We Will All Rejoice
And then there was that piece in the New York Times where the writer, Anthony Tommasini, says the convenience and portability of compressed sound, though neither rich nor deep, is "good enough."
Ugh, every time I hear the phrase "good enough," I want to vomit. When all we can hope for from beauty and life and wonder and art is merely "good enough," we might as well stop living. What's the point? Oh, that skyscraper-obstructed sunset is good enough; that polluted ocean is good enough; that dead tree, that concrete playground, that watered-down beer, that blurry image, that chopped-up song: Good enough.
It's not hard to be an audiophile in an iPod world. Actually, it makes perfect sense.
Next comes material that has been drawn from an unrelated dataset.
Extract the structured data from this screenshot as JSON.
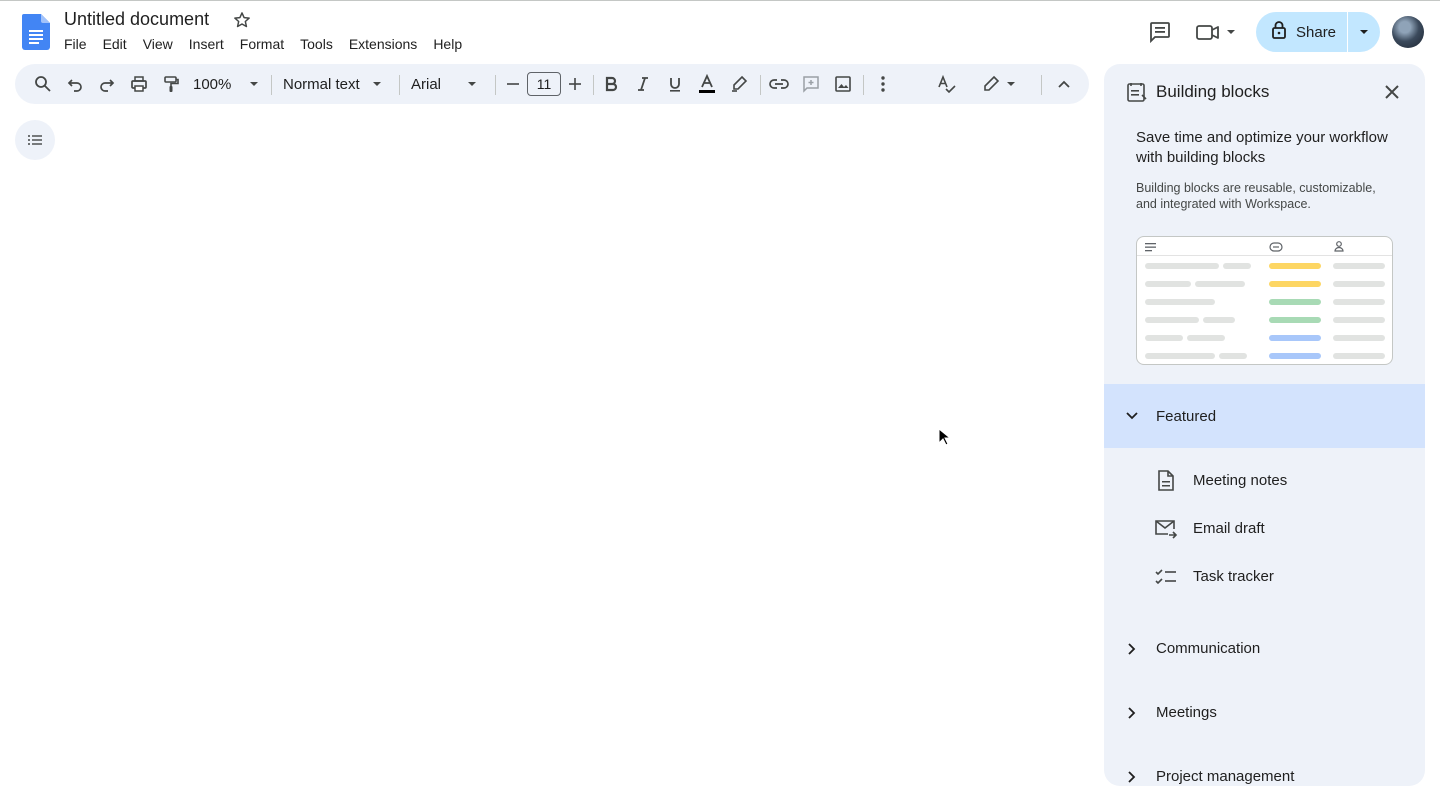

Thank goodnessreally: thank goodnessthere are passionate people like Fred Kaplan, reminding us that we can do better, that there is so much more to be enjoyed in the "life and essence" of music, that when advances in digital music take place "we will all rejoice."